[THE RECORDS Boundary: Start]

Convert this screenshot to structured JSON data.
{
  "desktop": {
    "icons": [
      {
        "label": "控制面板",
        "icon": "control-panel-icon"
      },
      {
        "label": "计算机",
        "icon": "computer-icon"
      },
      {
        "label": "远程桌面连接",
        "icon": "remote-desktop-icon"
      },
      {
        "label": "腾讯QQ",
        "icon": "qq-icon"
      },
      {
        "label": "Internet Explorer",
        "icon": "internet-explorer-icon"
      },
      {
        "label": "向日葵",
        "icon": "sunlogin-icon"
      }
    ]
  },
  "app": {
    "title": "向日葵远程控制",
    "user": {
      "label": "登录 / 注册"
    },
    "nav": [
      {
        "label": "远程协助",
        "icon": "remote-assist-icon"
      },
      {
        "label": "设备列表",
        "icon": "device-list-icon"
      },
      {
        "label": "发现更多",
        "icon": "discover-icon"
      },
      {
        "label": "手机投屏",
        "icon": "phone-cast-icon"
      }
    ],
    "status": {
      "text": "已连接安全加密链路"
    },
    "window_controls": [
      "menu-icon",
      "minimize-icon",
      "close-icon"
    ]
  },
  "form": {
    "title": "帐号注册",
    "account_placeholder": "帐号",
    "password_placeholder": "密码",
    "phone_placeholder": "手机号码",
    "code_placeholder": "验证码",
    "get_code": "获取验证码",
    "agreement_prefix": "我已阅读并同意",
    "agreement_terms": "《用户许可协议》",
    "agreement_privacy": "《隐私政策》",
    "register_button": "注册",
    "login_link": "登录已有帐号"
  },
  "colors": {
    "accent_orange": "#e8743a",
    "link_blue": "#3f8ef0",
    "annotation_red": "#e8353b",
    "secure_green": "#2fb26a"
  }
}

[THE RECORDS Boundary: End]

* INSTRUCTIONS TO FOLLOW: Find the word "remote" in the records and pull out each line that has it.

* ANSWER TO THE PROBLEM:
        "icon": "remote-desktop-icon"
        "icon": "remote-assist-icon"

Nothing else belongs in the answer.